Problem requirements:
Images are to be excluded, and the rest of the data repeated exactly.

Data excerpts

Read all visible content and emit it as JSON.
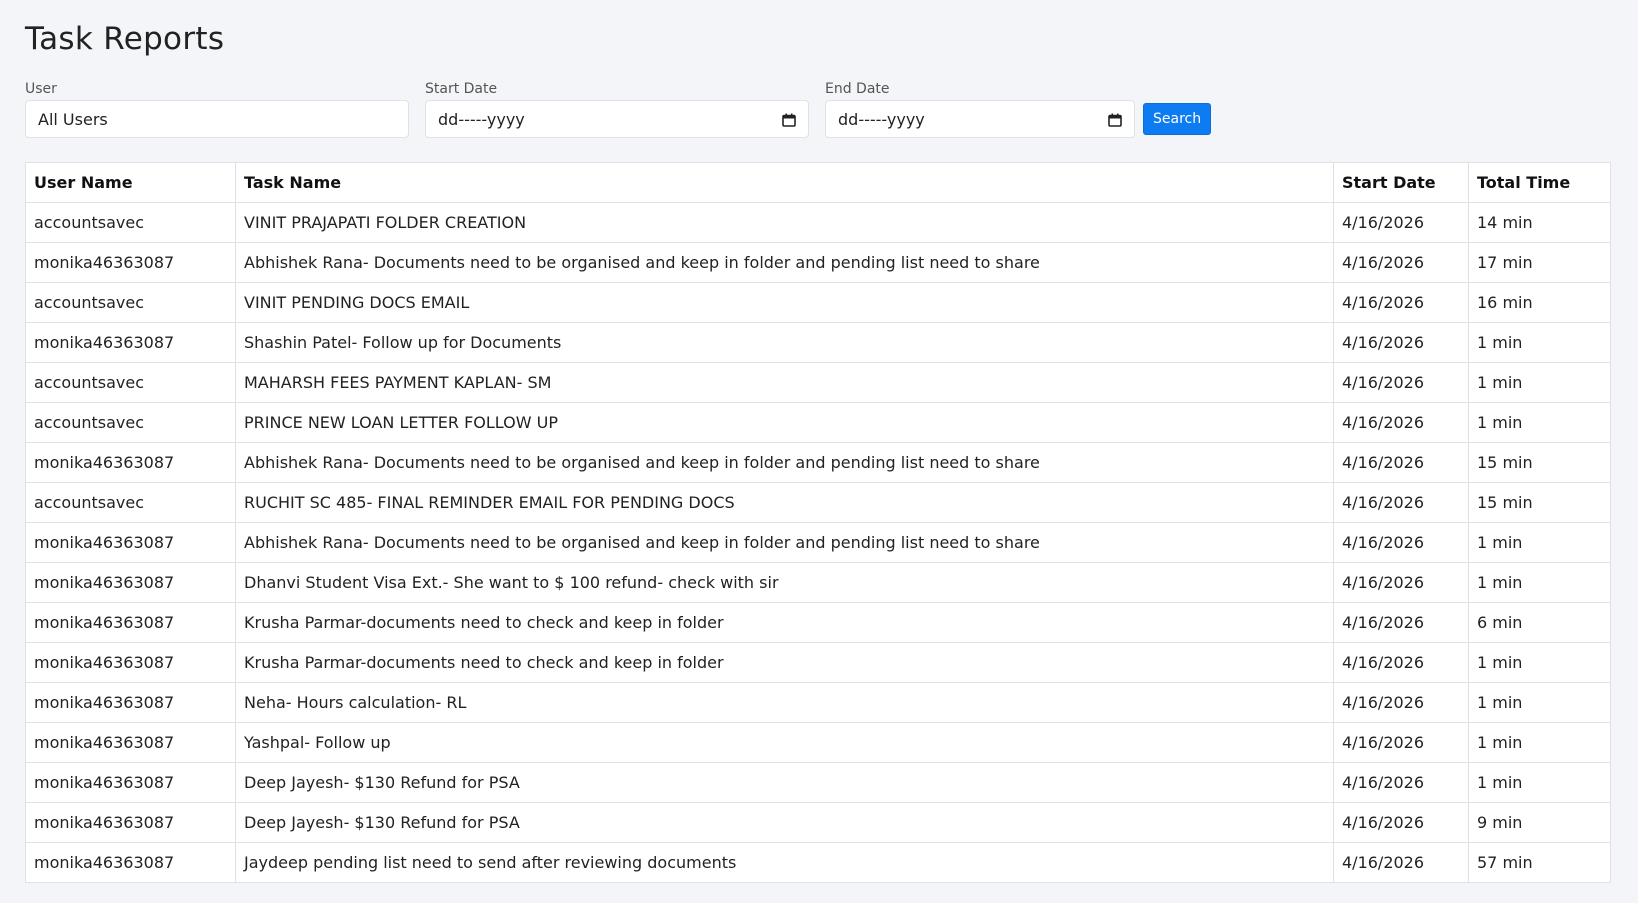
{
  "page": {
    "title": "Task Reports"
  },
  "filters": {
    "user_label": "User",
    "user_value": "All Users",
    "start_label": "Start Date",
    "start_value": "dd-----yyyy",
    "end_label": "End Date",
    "end_value": "dd-----yyyy",
    "search_label": "Search"
  },
  "table": {
    "headers": [
      "User Name",
      "Task Name",
      "Start Date",
      "Total Time"
    ],
    "rows": [
      [
        "accountsavec",
        "VINIT PRAJAPATI FOLDER CREATION",
        "4/16/2026",
        "14 min"
      ],
      [
        "monika46363087",
        "Abhishek Rana- Documents need to be organised and keep in folder and pending list need to share",
        "4/16/2026",
        "17 min"
      ],
      [
        "accountsavec",
        "VINIT PENDING DOCS EMAIL",
        "4/16/2026",
        "16 min"
      ],
      [
        "monika46363087",
        "Shashin Patel- Follow up for Documents",
        "4/16/2026",
        "1 min"
      ],
      [
        "accountsavec",
        "MAHARSH FEES PAYMENT KAPLAN- SM",
        "4/16/2026",
        "1 min"
      ],
      [
        "accountsavec",
        "PRINCE NEW LOAN LETTER FOLLOW UP",
        "4/16/2026",
        "1 min"
      ],
      [
        "monika46363087",
        "Abhishek Rana- Documents need to be organised and keep in folder and pending list need to share",
        "4/16/2026",
        "15 min"
      ],
      [
        "accountsavec",
        "RUCHIT SC 485- FINAL REMINDER EMAIL FOR PENDING DOCS",
        "4/16/2026",
        "15 min"
      ],
      [
        "monika46363087",
        "Abhishek Rana- Documents need to be organised and keep in folder and pending list need to share",
        "4/16/2026",
        "1 min"
      ],
      [
        "monika46363087",
        "Dhanvi Student Visa Ext.- She want to $ 100 refund- check with sir",
        "4/16/2026",
        "1 min"
      ],
      [
        "monika46363087",
        "Krusha Parmar-documents need to check and keep in folder",
        "4/16/2026",
        "6 min"
      ],
      [
        "monika46363087",
        "Krusha Parmar-documents need to check and keep in folder",
        "4/16/2026",
        "1 min"
      ],
      [
        "monika46363087",
        "Neha- Hours calculation- RL",
        "4/16/2026",
        "1 min"
      ],
      [
        "monika46363087",
        "Yashpal- Follow up",
        "4/16/2026",
        "1 min"
      ],
      [
        "monika46363087",
        "Deep Jayesh- $130 Refund for PSA",
        "4/16/2026",
        "1 min"
      ],
      [
        "monika46363087",
        "Deep Jayesh- $130 Refund for PSA",
        "4/16/2026",
        "9 min"
      ],
      [
        "monika46363087",
        "Jaydeep pending list need to send after reviewing documents",
        "4/16/2026",
        "57 min"
      ]
    ]
  },
  "icons": {
    "date_picker": "calendar-icon"
  },
  "colors": {
    "accent": "#0d7cf2",
    "background": "#f4f5f9",
    "border": "#dee2e6"
  }
}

Written reply:
Read all visible content and emit it as JSON.
{
  "page": {
    "title": "Task Reports"
  },
  "filters": {
    "user_label": "User",
    "user_value": "All Users",
    "start_label": "Start Date",
    "start_value": "dd-----yyyy",
    "end_label": "End Date",
    "end_value": "dd-----yyyy",
    "search_label": "Search"
  },
  "table": {
    "headers": [
      "User Name",
      "Task Name",
      "Start Date",
      "Total Time"
    ],
    "rows": [
      [
        "accountsavec",
        "VINIT PRAJAPATI FOLDER CREATION",
        "4/16/2026",
        "14 min"
      ],
      [
        "monika46363087",
        "Abhishek Rana- Documents need to be organised and keep in folder and pending list need to share",
        "4/16/2026",
        "17 min"
      ],
      [
        "accountsavec",
        "VINIT PENDING DOCS EMAIL",
        "4/16/2026",
        "16 min"
      ],
      [
        "monika46363087",
        "Shashin Patel- Follow up for Documents",
        "4/16/2026",
        "1 min"
      ],
      [
        "accountsavec",
        "MAHARSH FEES PAYMENT KAPLAN- SM",
        "4/16/2026",
        "1 min"
      ],
      [
        "accountsavec",
        "PRINCE NEW LOAN LETTER FOLLOW UP",
        "4/16/2026",
        "1 min"
      ],
      [
        "monika46363087",
        "Abhishek Rana- Documents need to be organised and keep in folder and pending list need to share",
        "4/16/2026",
        "15 min"
      ],
      [
        "accountsavec",
        "RUCHIT SC 485- FINAL REMINDER EMAIL FOR PENDING DOCS",
        "4/16/2026",
        "15 min"
      ],
      [
        "monika46363087",
        "Abhishek Rana- Documents need to be organised and keep in folder and pending list need to share",
        "4/16/2026",
        "1 min"
      ],
      [
        "monika46363087",
        "Dhanvi Student Visa Ext.- She want to $ 100 refund- check with sir",
        "4/16/2026",
        "1 min"
      ],
      [
        "monika46363087",
        "Krusha Parmar-documents need to check and keep in folder",
        "4/16/2026",
        "6 min"
      ],
      [
        "monika46363087",
        "Krusha Parmar-documents need to check and keep in folder",
        "4/16/2026",
        "1 min"
      ],
      [
        "monika46363087",
        "Neha- Hours calculation- RL",
        "4/16/2026",
        "1 min"
      ],
      [
        "monika46363087",
        "Yashpal- Follow up",
        "4/16/2026",
        "1 min"
      ],
      [
        "monika46363087",
        "Deep Jayesh- $130 Refund for PSA",
        "4/16/2026",
        "1 min"
      ],
      [
        "monika46363087",
        "Deep Jayesh- $130 Refund for PSA",
        "4/16/2026",
        "9 min"
      ],
      [
        "monika46363087",
        "Jaydeep pending list need to send after reviewing documents",
        "4/16/2026",
        "57 min"
      ]
    ]
  },
  "icons": {
    "date_picker": "calendar-icon"
  },
  "colors": {
    "accent": "#0d7cf2",
    "background": "#f4f5f9",
    "border": "#dee2e6"
  }
}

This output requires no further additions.